In 2013, the PR industry witnessed income growth of eight per cent, which is a disappointing drop from the 11.5 per cent seen in 2012. There is some way to go before growth returns to the pre-recession days of 15 per cent.
Promisingly, growth was evenly spread across the sample, with approximately 76 per cent of consultancies showing growth and more than half with growth of eight per cent or more. This year, as last year, the smaller consultancies seem to have done well, with only seven of the smallest 30 suffering a decline, and 21 of them showing growth above the average for the Top 150. Those at the very top of the table also did well to avoid income erosion.

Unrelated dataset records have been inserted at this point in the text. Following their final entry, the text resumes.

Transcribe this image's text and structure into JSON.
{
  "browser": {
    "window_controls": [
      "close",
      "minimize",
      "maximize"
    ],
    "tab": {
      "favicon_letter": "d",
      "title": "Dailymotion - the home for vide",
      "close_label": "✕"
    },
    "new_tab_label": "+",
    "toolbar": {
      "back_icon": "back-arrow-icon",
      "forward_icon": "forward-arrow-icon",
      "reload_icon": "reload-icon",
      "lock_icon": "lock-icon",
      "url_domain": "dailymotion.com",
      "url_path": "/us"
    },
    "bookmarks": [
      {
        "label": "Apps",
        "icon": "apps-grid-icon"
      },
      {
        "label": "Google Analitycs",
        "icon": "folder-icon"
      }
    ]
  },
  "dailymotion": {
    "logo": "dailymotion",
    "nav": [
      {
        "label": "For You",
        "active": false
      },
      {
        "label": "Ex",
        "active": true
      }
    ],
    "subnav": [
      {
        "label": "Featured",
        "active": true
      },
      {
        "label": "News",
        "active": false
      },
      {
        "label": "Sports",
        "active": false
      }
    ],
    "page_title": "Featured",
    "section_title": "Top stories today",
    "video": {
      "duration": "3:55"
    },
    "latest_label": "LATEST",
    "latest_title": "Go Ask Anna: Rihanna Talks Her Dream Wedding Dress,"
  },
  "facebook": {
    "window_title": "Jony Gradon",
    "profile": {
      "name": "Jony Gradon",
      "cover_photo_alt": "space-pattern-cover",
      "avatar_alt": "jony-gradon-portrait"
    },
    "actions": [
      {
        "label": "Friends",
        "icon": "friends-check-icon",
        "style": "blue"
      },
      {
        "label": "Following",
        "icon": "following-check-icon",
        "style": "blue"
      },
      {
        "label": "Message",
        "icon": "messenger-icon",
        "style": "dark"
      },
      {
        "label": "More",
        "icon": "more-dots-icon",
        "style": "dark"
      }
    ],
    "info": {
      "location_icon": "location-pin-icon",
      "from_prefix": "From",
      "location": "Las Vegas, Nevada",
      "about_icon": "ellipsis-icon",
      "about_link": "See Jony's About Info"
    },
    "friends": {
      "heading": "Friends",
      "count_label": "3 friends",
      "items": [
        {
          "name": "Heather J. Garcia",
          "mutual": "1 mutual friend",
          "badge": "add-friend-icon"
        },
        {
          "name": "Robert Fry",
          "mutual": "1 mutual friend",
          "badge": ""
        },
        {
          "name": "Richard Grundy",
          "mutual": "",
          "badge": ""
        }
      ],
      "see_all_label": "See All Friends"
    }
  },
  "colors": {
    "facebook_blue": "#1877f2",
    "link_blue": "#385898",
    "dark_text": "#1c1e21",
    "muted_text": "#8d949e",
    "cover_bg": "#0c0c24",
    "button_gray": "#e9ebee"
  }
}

What we can see is a 'squeezed middle', with those agencies sitting between £1m and £3.5m fee income accounting for ten of the 11 consultancies suffering double-digit declines. This demonstrates the vulnerability of this group. This may indicate that clients are either choosing larger agencies that can perhaps offer more services or an international perspective, or, on the other hand, are spending money with smaller niche players that perhaps offer lower costs.
The average gross income per head has increased by less than one per cent to £93,800, which is less than inflation, so in real terms it has decreased. While we see slower, albeit healthy, growth in income, keeping costs down and fighting margin erosion will be the challenge going forwards. Ultimately, the future of the PR consultancies will be determined by their ability to keep up with the changing landscape of marketing and attract and retain the best talent to set them apart from the competition.
Esther Carder, partner, Kingston Smith W1